* Records supplied *

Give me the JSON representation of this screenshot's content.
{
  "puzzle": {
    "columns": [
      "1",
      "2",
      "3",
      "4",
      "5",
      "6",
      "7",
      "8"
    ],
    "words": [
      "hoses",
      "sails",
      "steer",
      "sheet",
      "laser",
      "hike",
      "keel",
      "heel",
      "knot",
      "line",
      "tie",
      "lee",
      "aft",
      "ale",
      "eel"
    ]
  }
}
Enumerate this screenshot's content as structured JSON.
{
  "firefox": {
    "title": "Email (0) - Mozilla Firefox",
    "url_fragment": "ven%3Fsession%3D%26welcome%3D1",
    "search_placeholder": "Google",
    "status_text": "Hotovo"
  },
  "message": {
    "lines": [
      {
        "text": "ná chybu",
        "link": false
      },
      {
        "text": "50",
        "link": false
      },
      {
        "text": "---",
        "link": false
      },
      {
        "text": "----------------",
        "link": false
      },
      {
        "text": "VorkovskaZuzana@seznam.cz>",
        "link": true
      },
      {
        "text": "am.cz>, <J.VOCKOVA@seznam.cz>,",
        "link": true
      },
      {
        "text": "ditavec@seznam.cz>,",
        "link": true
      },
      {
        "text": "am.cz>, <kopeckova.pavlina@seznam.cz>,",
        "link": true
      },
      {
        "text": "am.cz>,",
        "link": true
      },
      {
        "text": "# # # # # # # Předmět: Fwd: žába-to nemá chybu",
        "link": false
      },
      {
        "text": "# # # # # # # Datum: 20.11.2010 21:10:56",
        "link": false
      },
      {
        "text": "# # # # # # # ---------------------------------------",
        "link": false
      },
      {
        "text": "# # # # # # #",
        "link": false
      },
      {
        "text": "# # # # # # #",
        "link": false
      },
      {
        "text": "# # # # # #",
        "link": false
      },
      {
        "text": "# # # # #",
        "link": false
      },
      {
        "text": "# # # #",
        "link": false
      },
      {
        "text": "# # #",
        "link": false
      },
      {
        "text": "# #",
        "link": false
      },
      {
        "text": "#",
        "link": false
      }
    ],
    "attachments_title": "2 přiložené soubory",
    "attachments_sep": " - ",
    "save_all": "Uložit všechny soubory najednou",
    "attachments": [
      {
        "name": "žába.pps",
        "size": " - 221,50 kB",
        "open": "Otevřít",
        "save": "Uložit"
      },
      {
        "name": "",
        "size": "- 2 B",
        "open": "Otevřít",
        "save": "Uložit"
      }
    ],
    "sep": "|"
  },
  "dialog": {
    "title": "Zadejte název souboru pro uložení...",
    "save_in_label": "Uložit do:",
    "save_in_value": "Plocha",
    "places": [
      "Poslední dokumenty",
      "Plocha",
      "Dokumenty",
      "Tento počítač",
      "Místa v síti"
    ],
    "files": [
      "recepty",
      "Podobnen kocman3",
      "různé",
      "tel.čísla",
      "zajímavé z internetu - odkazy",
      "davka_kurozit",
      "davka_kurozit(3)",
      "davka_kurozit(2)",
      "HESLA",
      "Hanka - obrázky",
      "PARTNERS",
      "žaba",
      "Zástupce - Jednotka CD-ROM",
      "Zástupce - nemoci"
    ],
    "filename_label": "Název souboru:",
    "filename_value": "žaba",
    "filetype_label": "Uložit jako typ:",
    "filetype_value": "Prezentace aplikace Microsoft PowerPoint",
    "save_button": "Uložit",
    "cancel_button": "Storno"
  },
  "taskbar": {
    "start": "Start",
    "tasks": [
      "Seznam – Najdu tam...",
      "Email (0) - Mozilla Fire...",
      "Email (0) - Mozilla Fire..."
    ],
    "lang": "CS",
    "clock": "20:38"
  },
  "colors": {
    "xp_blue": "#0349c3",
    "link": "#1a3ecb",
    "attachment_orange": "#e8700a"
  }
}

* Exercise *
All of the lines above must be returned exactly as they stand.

* The completed task *
Give me the JSON representation of this screenshot's content.
{
  "puzzle": {
    "columns": [
      "1",
      "2",
      "3",
      "4",
      "5",
      "6",
      "7",
      "8"
    ],
    "words": [
      "hoses",
      "sails",
      "steer",
      "sheet",
      "laser",
      "hike",
      "keel",
      "heel",
      "knot",
      "line",
      "tie",
      "lee",
      "aft",
      "ale",
      "eel"
    ]
  }
}
Enumerate this screenshot's content as structured JSON.
{
  "firefox": {
    "title": "Email (0) - Mozilla Firefox",
    "url_fragment": "ven%3Fsession%3D%26welcome%3D1",
    "search_placeholder": "Google",
    "status_text": "Hotovo"
  },
  "message": {
    "lines": [
      {
        "text": "ná chybu",
        "link": false
      },
      {
        "text": "50",
        "link": false
      },
      {
        "text": "---",
        "link": false
      },
      {
        "text": "----------------",
        "link": false
      },
      {
        "text": "VorkovskaZuzana@seznam.cz>",
        "link": true
      },
      {
        "text": "am.cz>, <J.VOCKOVA@seznam.cz>,",
        "link": true
      },
      {
        "text": "ditavec@seznam.cz>,",
        "link": true
      },
      {
        "text": "am.cz>, <kopeckova.pavlina@seznam.cz>,",
        "link": true
      },
      {
        "text": "am.cz>,",
        "link": true
      },
      {
        "text": "# # # # # # # Předmět: Fwd: žába-to nemá chybu",
        "link": false
      },
      {
        "text": "# # # # # # # Datum: 20.11.2010 21:10:56",
        "link": false
      },
      {
        "text": "# # # # # # # ---------------------------------------",
        "link": false
      },
      {
        "text": "# # # # # # #",
        "link": false
      },
      {
        "text": "# # # # # # #",
        "link": false
      },
      {
        "text": "# # # # # #",
        "link": false
      },
      {
        "text": "# # # # #",
        "link": false
      },
      {
        "text": "# # # #",
        "link": false
      },
      {
        "text": "# # #",
        "link": false
      },
      {
        "text": "# #",
        "link": false
      },
      {
        "text": "#",
        "link": false
      }
    ],
    "attachments_title": "2 přiložené soubory",
    "attachments_sep": " - ",
    "save_all": "Uložit všechny soubory najednou",
    "attachments": [
      {
        "name": "žába.pps",
        "size": " - 221,50 kB",
        "open": "Otevřít",
        "save": "Uložit"
      },
      {
        "name": "",
        "size": "- 2 B",
        "open": "Otevřít",
        "save": "Uložit"
      }
    ],
    "sep": "|"
  },
  "dialog": {
    "title": "Zadejte název souboru pro uložení...",
    "save_in_label": "Uložit do:",
    "save_in_value": "Plocha",
    "places": [
      "Poslední dokumenty",
      "Plocha",
      "Dokumenty",
      "Tento počítač",
      "Místa v síti"
    ],
    "files": [
      "recepty",
      "Podobnen kocman3",
      "různé",
      "tel.čísla",
      "zajímavé z internetu - odkazy",
      "davka_kurozit",
      "davka_kurozit(3)",
      "davka_kurozit(2)",
      "HESLA",
      "Hanka - obrázky",
      "PARTNERS",
      "žaba",
      "Zástupce - Jednotka CD-ROM",
      "Zástupce - nemoci"
    ],
    "filename_label": "Název souboru:",
    "filename_value": "žaba",
    "filetype_label": "Uložit jako typ:",
    "filetype_value": "Prezentace aplikace Microsoft PowerPoint",
    "save_button": "Uložit",
    "cancel_button": "Storno"
  },
  "taskbar": {
    "start": "Start",
    "tasks": [
      "Seznam – Najdu tam...",
      "Email (0) - Mozilla Fire...",
      "Email (0) - Mozilla Fire..."
    ],
    "lang": "CS",
    "clock": "20:38"
  },
  "colors": {
    "xp_blue": "#0349c3",
    "link": "#1a3ecb",
    "attachment_orange": "#e8700a"
  }
}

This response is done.